In the opening pages, Rayman immediately pulls the reader in while describing the tale of
two New Yorks: the New York that boils at the injustice of a white tourist’s skull being crushed versus the New York that is apathetic to the death of a bullet-ridden black teenager; the New York that is associated with the high-rise-pocked Manhattan skyline versus the tenement-laden outer boroughs of Brooklyn and the Bronx; the New York that boasts the greatest police force in the world versus the New York whose beat cops are intimidated by commanding
officers into fudging the numbers.
Out For Justice

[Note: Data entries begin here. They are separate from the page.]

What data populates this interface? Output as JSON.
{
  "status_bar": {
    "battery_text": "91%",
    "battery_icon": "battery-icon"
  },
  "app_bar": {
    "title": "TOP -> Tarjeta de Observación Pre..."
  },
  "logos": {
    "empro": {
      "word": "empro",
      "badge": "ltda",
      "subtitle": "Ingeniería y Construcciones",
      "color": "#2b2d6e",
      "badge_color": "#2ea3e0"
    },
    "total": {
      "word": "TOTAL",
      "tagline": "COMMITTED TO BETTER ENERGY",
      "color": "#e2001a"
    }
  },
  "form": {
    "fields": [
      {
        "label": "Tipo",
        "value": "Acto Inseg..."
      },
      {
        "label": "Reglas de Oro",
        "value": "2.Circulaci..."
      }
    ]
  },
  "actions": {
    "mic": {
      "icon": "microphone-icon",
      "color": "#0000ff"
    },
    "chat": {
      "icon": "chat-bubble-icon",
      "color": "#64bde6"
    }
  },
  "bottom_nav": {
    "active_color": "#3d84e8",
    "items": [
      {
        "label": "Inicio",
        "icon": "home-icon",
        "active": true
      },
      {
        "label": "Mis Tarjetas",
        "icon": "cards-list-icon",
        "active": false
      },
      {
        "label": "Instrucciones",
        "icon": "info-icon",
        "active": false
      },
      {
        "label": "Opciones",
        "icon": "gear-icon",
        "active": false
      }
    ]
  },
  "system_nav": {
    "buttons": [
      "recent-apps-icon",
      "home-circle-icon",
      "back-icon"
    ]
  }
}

In 2012, twenty-one-year-old Romelle Johnson was transported by ambulance to a local Brooklyn, New York hospital.* While en route, an EMT worked to staunch the blood leaking from Romelle’s stab wounds as Johnson struggled to communicate with the police officer who accompanied him. Despite his fight for breath and words, Johnson ultimately disclosed that, after an argument earlier that night, his live-in partner, forty-three-year-old James McEvoy, stabbed him time and time again. McEvoy was found with a blood-soaked kitchen knife and scratches on his hands, neck and torso, and was arrested. McEvoy was charged with felony assault, among other crimes. Several days later, when called to testify before the Grand Jury, Johnson refused. When a Victim Services Advocate at the District Attorney’s office asked why he would not testify against his assailant, Johnson finally admitted that, without McEvoy, he had nowhere to go, no family to call on, no friend’s couch to sleep on. Because of his financial and pragmatic dependence on McEvoy, Johnson felt he had no choice but to gamble with his life.
Romelle Johnson’s story is not a unique one. During my tenure as a domestic violence prosecutor in Brooklyn, New York, I encountered hundreds, if not thousands, of intimate partner violence survivors.
IN APRIL 2011, JONATHAN SIMCOX AND HIS partner Steven Ondo engaged in a lovers’ quarrel upon leaving a Cleveland, Ohio nightclub. The couple’s neighbor, an off-duty Cleveland police officer, confronted the couple, shouting, “Shut up, you`re disturbing the peace.” Simcox attempted to push past the officer.
The officer slammed him to the ground before unleashing blow after blow to Simcox’s body.
Within minutes, more Cleveland police officers arrived. The couple was arrested, only to be released without any charges. No more than a week later, the couple was awakened at their home by loud banging at the front door. Dressed in underwear, the couple answered, only to see Cleveland police officers. The police, again, arrested them. This time for assault on a peace officer.
Simcox asked the reason for their arrests and was answered by repeated punches to his face. Simcox’s brother asked police if he could get the couple pants and shoes. An officer responded, “You can get them shoes, but faggots don’t deserve to wear pants in jail.”